“I won’t be defined by my disease.”
That’s a more powerful statement than you might realize, and lately it’s been rewarding to hear it from a number of Americans living with Crohn’s disease, an autoimmune disorder of the digestive system. It’s a chronic condition with lasting repercussions on physical and emotional health if not properly managed. Medical experts continue to seek answers on prevention and treatment.
I had the privilege of conducting an interview by email with attorney Elaine Metlin, 60, of Washington, D.C., who is the recipient of the 2011 Florence K. Murray Award from the National Association of Women Judges. The annual award goes to someone who is not a judge, but who has played an integral role in advancing women’s opportunities in the legal profession. Past recipients include former Attorney General Janet Reno and Yale University’s Judith Resnik. The awards dinner was scheduled for Oct. 15, 2011, in Newark, N.J., with Supreme Court Justice Ruth Bader Ginsburg as the keynote speaker.
Although Metlin’s life has certainly had rough patches in her dealings with Crohn’s disease, it’s easy to see the disease has not defined her, not by a longshot.
Here’s what Metlin had to say:
How long did it take doctors to reach a diagnosis of Crohn's disease?
Several years. (She was diagnosed at 16.)
Was being an attorney an aspiration from an early age?
Actually, no. I always thought I'd be a teacher (remember, I grew up in the ‘50s and ‘60s). I changed my mind in college after the advent of the women's movement.

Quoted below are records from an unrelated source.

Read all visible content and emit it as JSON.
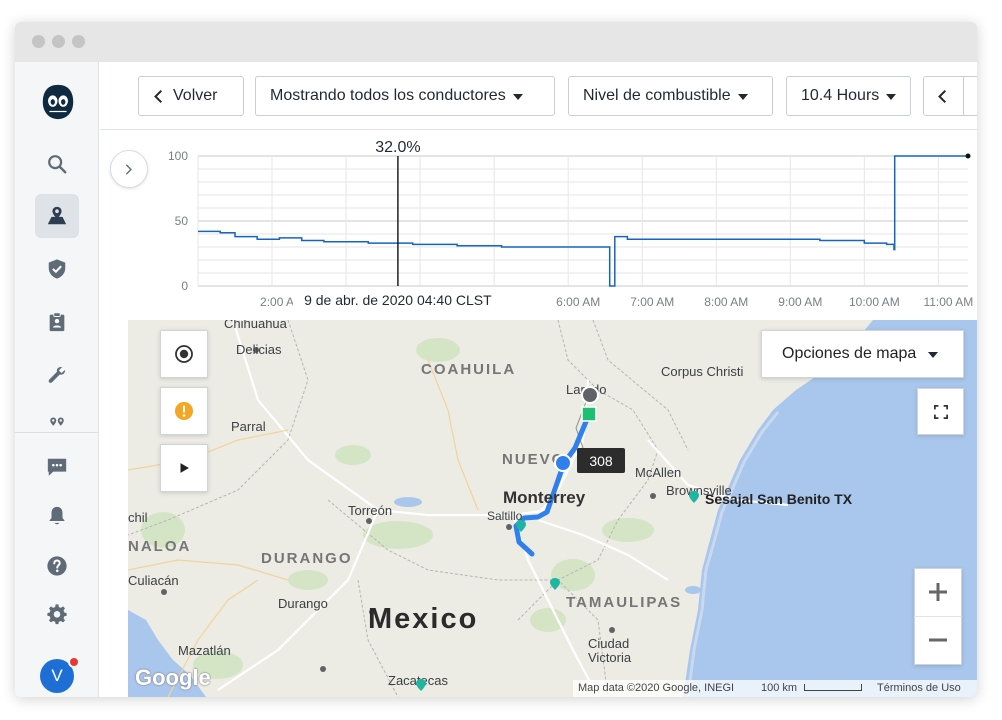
{
  "toolbar": {
    "back_label": "Volver",
    "drivers_filter": "Mostrando todos los conductores",
    "metric_select": "Nivel de combustible",
    "range_select": "10.4 Hours"
  },
  "chart_data": {
    "type": "line",
    "cursor_value": "32.0%",
    "cursor_timestamp": "9 de abr. de 2020 04:40 CLST",
    "y_ticks": [
      "100",
      "50",
      "0"
    ],
    "x_ticks": [
      "2:00 AM",
      "6:00 AM",
      "7:00 AM",
      "8:00 AM",
      "9:00 AM",
      "10:00 AM",
      "11:00 AM"
    ],
    "ylim": [
      0,
      100
    ],
    "grid": true,
    "series": [
      {
        "color": "#1565c0",
        "points": [
          [
            0.0,
            42
          ],
          [
            0.3,
            41
          ],
          [
            0.5,
            38
          ],
          [
            0.8,
            36
          ],
          [
            1.1,
            37
          ],
          [
            1.4,
            35
          ],
          [
            1.7,
            34
          ],
          [
            2.0,
            34
          ],
          [
            2.3,
            33
          ],
          [
            2.6,
            33
          ],
          [
            2.9,
            32
          ],
          [
            3.2,
            32
          ],
          [
            3.5,
            31
          ],
          [
            3.8,
            31
          ],
          [
            4.1,
            30
          ],
          [
            4.4,
            30
          ],
          [
            4.8,
            30
          ],
          [
            5.1,
            30
          ],
          [
            5.55,
            30
          ],
          [
            5.56,
            0
          ],
          [
            5.62,
            0
          ],
          [
            5.63,
            38
          ],
          [
            5.8,
            36
          ],
          [
            6.1,
            36
          ],
          [
            6.6,
            36
          ],
          [
            7.1,
            36
          ],
          [
            7.6,
            36
          ],
          [
            8.1,
            36
          ],
          [
            8.4,
            35
          ],
          [
            8.7,
            35
          ],
          [
            9.0,
            33
          ],
          [
            9.3,
            32
          ],
          [
            9.4,
            28
          ],
          [
            9.41,
            100
          ],
          [
            10.4,
            100
          ]
        ]
      }
    ]
  },
  "map": {
    "map_options_label": "Opciones de mapa",
    "places": {
      "chihuahua": "Chihuahua",
      "delicias": "Delicias",
      "parral": "Parral",
      "torreon": "Torreón",
      "durango_city": "Durango",
      "chil": "chil",
      "culiacan": "Culiacán",
      "mazatlan": "Mazatlán",
      "zacatecas": "Zacatecas",
      "monterrey": "Monterrey",
      "saltillo": "Saltillo",
      "laredo": "Laredo",
      "corpus": "Corpus Christi",
      "mcallen": "McAllen",
      "brownsville": "Brownsville",
      "victoria": "Ciudad\nVictoria",
      "mexico": "Mexico"
    },
    "states": {
      "coahuila": "COAHUILA",
      "nuevo": "NUEVO",
      "durango": "DURANGO",
      "naloa": "NALOA",
      "tamaulipas": "TAMAULIPAS"
    },
    "poi_label": "Sesajal San Benito TX",
    "vehicle_badge": "308",
    "attribution": "Map data ©2020 Google, INEGI",
    "scale_label": "100 km",
    "terms_label": "Términos de Uso",
    "logo_text": "Google"
  },
  "colors": {
    "route": "#2f80ed",
    "water": "#a9c6ec",
    "land": "#ecebe4",
    "poi": "#1fb5a3",
    "warning": "#f5a623"
  },
  "icons": [
    "logo-icon",
    "search-icon",
    "map-route-icon",
    "shield-check-icon",
    "clipboard-badge-icon",
    "wrench-icon",
    "pins-icon",
    "chat-icon",
    "bell-icon",
    "help-icon",
    "gear-icon",
    "chevron-left-icon",
    "chevron-right-icon",
    "record-icon",
    "warning-icon",
    "play-icon",
    "fullscreen-icon",
    "zoom-in-icon",
    "zoom-out-icon"
  ]
}
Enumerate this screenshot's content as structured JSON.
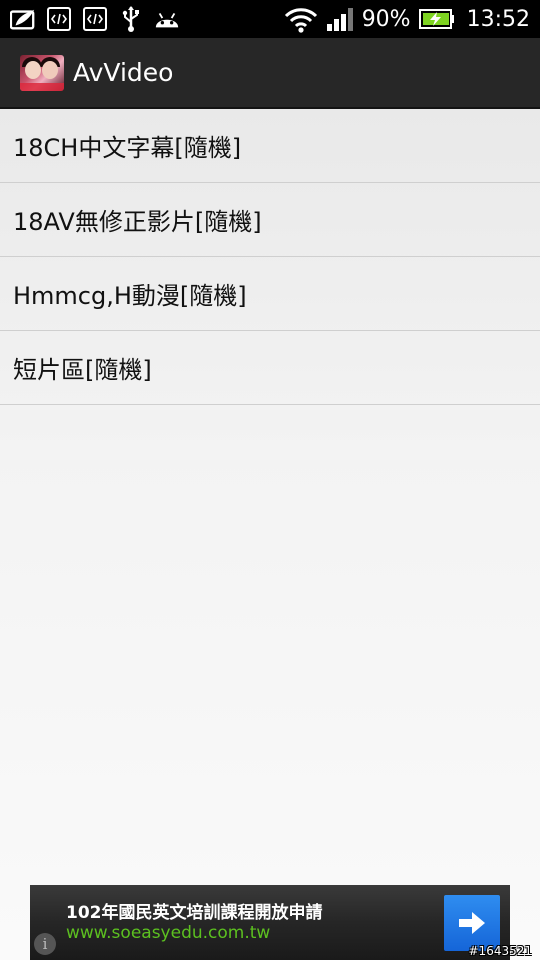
{
  "status_bar": {
    "left_icons": [
      "leaf-icon",
      "code-icon",
      "code-icon",
      "usb-icon",
      "android-icon"
    ],
    "right_icons": [
      "wifi-icon",
      "signal-icon",
      "battery-charging-icon"
    ],
    "battery_percent": "90%",
    "time": "13:52"
  },
  "action_bar": {
    "icon": "app-icon",
    "title": "AvVideo"
  },
  "list": {
    "items": [
      {
        "label": "18CH中文字幕[隨機]"
      },
      {
        "label": "18AV無修正影片[隨機]"
      },
      {
        "label": "Hmmcg,H動漫[隨機]"
      },
      {
        "label": "短片區[隨機]"
      }
    ]
  },
  "ad": {
    "title": "102年國民英文培訓課程開放申請",
    "url": "www.soeasyedu.com.tw",
    "info_icon": "info-icon",
    "button_icon": "arrow-right-icon"
  },
  "watermark": "#1643521",
  "colors": {
    "status_bar_bg": "#000000",
    "action_bar_bg": "#272727",
    "list_bg": "#efefef",
    "divider": "#cfcfcf",
    "ad_url": "#5cc020",
    "ad_button": "#1e78e8",
    "battery_fill": "#7ed321"
  }
}
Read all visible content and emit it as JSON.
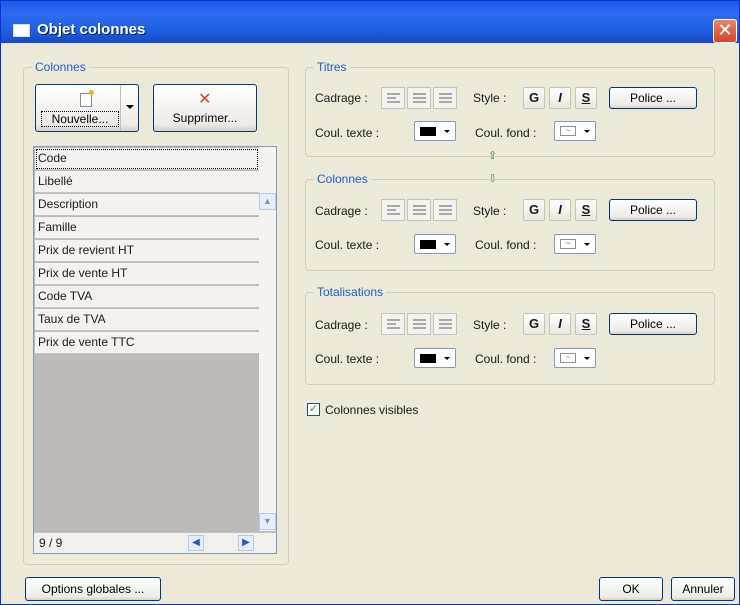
{
  "window": {
    "title": "Objet colonnes",
    "close": "✕"
  },
  "columns_group": {
    "legend": "Colonnes",
    "new_button": "Nouvelle...",
    "delete_button": "Supprimer...",
    "items": [
      "Code",
      "Libellé",
      "Description",
      "Famille",
      "Prix de revient HT",
      "Prix de vente HT",
      "Code TVA",
      "Taux de TVA",
      "Prix de vente TTC"
    ],
    "counter": "9 / 9"
  },
  "sections": [
    {
      "legend": "Titres",
      "cadrage_label": "Cadrage :",
      "style_label": "Style :",
      "bold": "G",
      "italic": "I",
      "strike": "S",
      "police_button": "Police ...",
      "text_color_label": "Coul. texte :",
      "bg_color_label": "Coul. fond :"
    },
    {
      "legend": "Colonnes",
      "cadrage_label": "Cadrage :",
      "style_label": "Style :",
      "bold": "G",
      "italic": "I",
      "strike": "S",
      "police_button": "Police ...",
      "text_color_label": "Coul. texte :",
      "bg_color_label": "Coul. fond :"
    },
    {
      "legend": "Totalisations",
      "cadrage_label": "Cadrage :",
      "style_label": "Style :",
      "bold": "G",
      "italic": "I",
      "strike": "S",
      "police_button": "Police ...",
      "text_color_label": "Coul. texte :",
      "bg_color_label": "Coul. fond :"
    }
  ],
  "visible_columns": {
    "label": "Colonnes visibles",
    "checked": true
  },
  "footer": {
    "global_options": "Options globales ...",
    "ok": "OK",
    "cancel": "Annuler"
  },
  "colors": {
    "title_bar": "#1E5FE0",
    "legend": "#1E5FD0",
    "dialog_bg": "#ECE9D8"
  }
}
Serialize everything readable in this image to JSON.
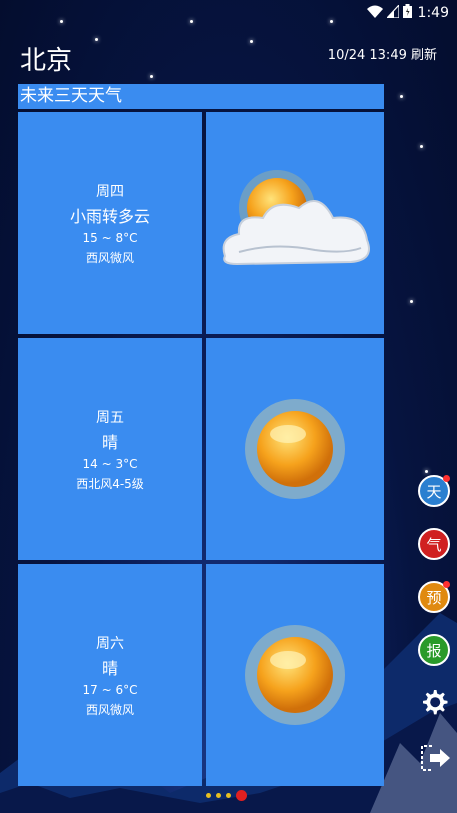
{
  "status": {
    "time": "1:49"
  },
  "header": {
    "city": "北京",
    "refresh_text": "10/24 13:49 刷新"
  },
  "section_title": "未来三天天气",
  "forecast": [
    {
      "day": "周四",
      "condition": "小雨转多云",
      "temp": "15 ~ 8°C",
      "wind": "西风微风",
      "icon": "sun-cloud-icon"
    },
    {
      "day": "周五",
      "condition": "晴",
      "temp": "14 ~ 3°C",
      "wind": "西北风4-5级",
      "icon": "sun-icon"
    },
    {
      "day": "周六",
      "condition": "晴",
      "temp": "17 ~ 6°C",
      "wind": "西风微风",
      "icon": "sun-icon"
    }
  ],
  "side_buttons": [
    {
      "label": "天",
      "color": "#2a7fd0",
      "badge": true
    },
    {
      "label": "气",
      "color": "#d02020",
      "badge": false
    },
    {
      "label": "预",
      "color": "#e08a10",
      "badge": true
    },
    {
      "label": "报",
      "color": "#2a9a2a",
      "badge": false
    }
  ],
  "pager": {
    "count": 4,
    "active_index": 3
  }
}
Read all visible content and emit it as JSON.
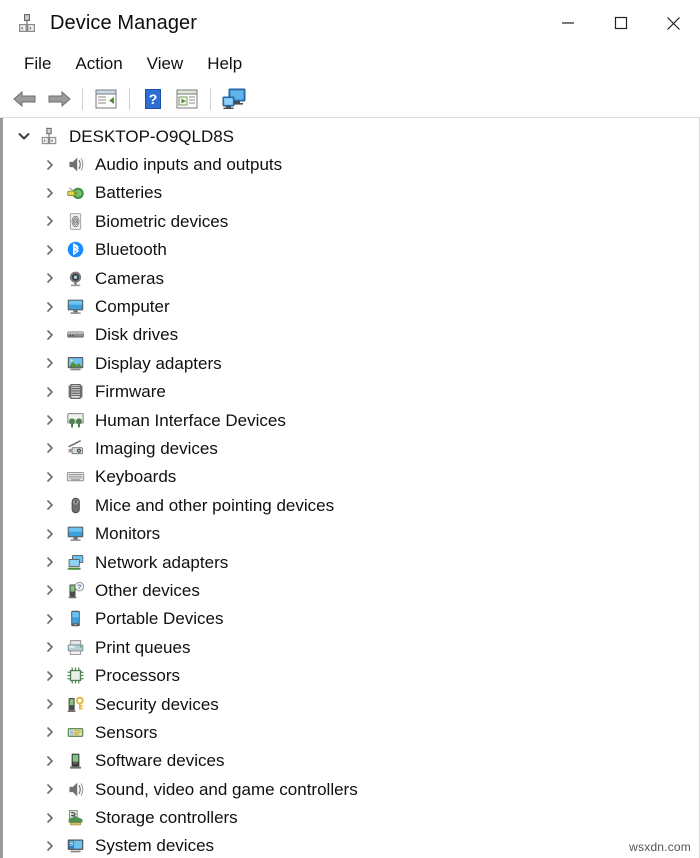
{
  "window": {
    "title": "Device Manager",
    "icon": "device-manager-icon",
    "controls": {
      "minimize": "–",
      "maximize": "□",
      "close": "✕"
    }
  },
  "menubar": {
    "items": [
      {
        "label": "File"
      },
      {
        "label": "Action"
      },
      {
        "label": "View"
      },
      {
        "label": "Help"
      }
    ]
  },
  "toolbar": {
    "buttons": [
      {
        "name": "back-arrow-icon",
        "tooltip": "Back"
      },
      {
        "name": "forward-arrow-icon",
        "tooltip": "Forward"
      },
      {
        "name": "separator-1"
      },
      {
        "name": "properties-icon",
        "tooltip": "Properties"
      },
      {
        "name": "separator-2"
      },
      {
        "name": "help-icon",
        "tooltip": "Help"
      },
      {
        "name": "update-driver-icon",
        "tooltip": "Update driver"
      },
      {
        "name": "separator-3"
      },
      {
        "name": "scan-hardware-changes-icon",
        "tooltip": "Scan for hardware changes"
      }
    ]
  },
  "tree": {
    "root": {
      "label": "DESKTOP-O9QLD8S",
      "icon": "computer-root-icon",
      "expanded": true,
      "twisty": "⌄"
    },
    "twisty_collapsed": "›",
    "items": [
      {
        "label": "Audio inputs and outputs",
        "icon": "speaker-icon"
      },
      {
        "label": "Batteries",
        "icon": "battery-icon"
      },
      {
        "label": "Biometric devices",
        "icon": "fingerprint-icon"
      },
      {
        "label": "Bluetooth",
        "icon": "bluetooth-icon"
      },
      {
        "label": "Cameras",
        "icon": "camera-icon"
      },
      {
        "label": "Computer",
        "icon": "monitor-icon"
      },
      {
        "label": "Disk drives",
        "icon": "disk-drive-icon"
      },
      {
        "label": "Display adapters",
        "icon": "display-adapter-icon"
      },
      {
        "label": "Firmware",
        "icon": "firmware-chip-icon"
      },
      {
        "label": "Human Interface Devices",
        "icon": "hid-icon"
      },
      {
        "label": "Imaging devices",
        "icon": "scanner-icon"
      },
      {
        "label": "Keyboards",
        "icon": "keyboard-icon"
      },
      {
        "label": "Mice and other pointing devices",
        "icon": "mouse-icon"
      },
      {
        "label": "Monitors",
        "icon": "monitor-icon"
      },
      {
        "label": "Network adapters",
        "icon": "network-adapter-icon"
      },
      {
        "label": "Other devices",
        "icon": "other-devices-icon"
      },
      {
        "label": "Portable Devices",
        "icon": "portable-device-icon"
      },
      {
        "label": "Print queues",
        "icon": "printer-icon"
      },
      {
        "label": "Processors",
        "icon": "processor-icon"
      },
      {
        "label": "Security devices",
        "icon": "security-key-icon"
      },
      {
        "label": "Sensors",
        "icon": "sensor-icon"
      },
      {
        "label": "Software devices",
        "icon": "software-device-icon"
      },
      {
        "label": "Sound, video and game controllers",
        "icon": "speaker-icon"
      },
      {
        "label": "Storage controllers",
        "icon": "storage-controller-icon"
      },
      {
        "label": "System devices",
        "icon": "system-device-icon"
      }
    ]
  },
  "watermark": {
    "text": "wsxdn.com"
  },
  "colors": {
    "accent_blue": "#0b79d0",
    "bluetooth_blue": "#1a8cff",
    "border_gray": "#9a9a9a",
    "text": "#101010"
  }
}
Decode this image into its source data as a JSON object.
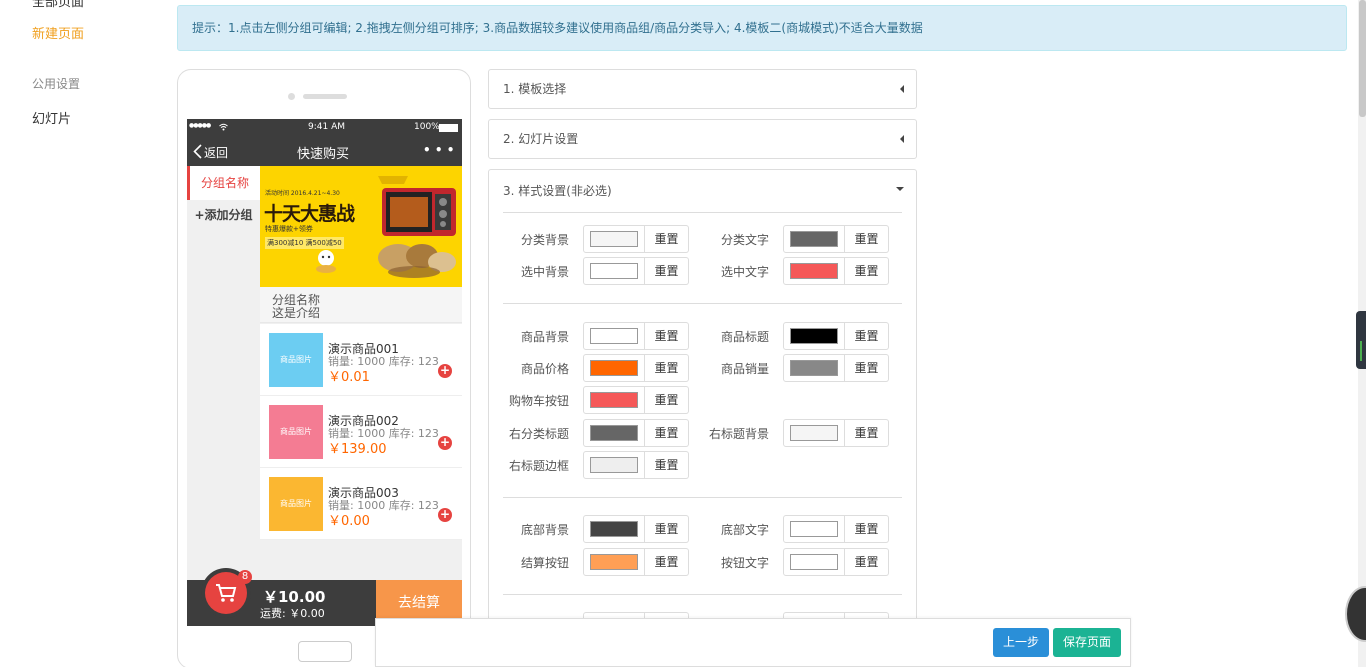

What are a few examples of your advocacy for women in the law?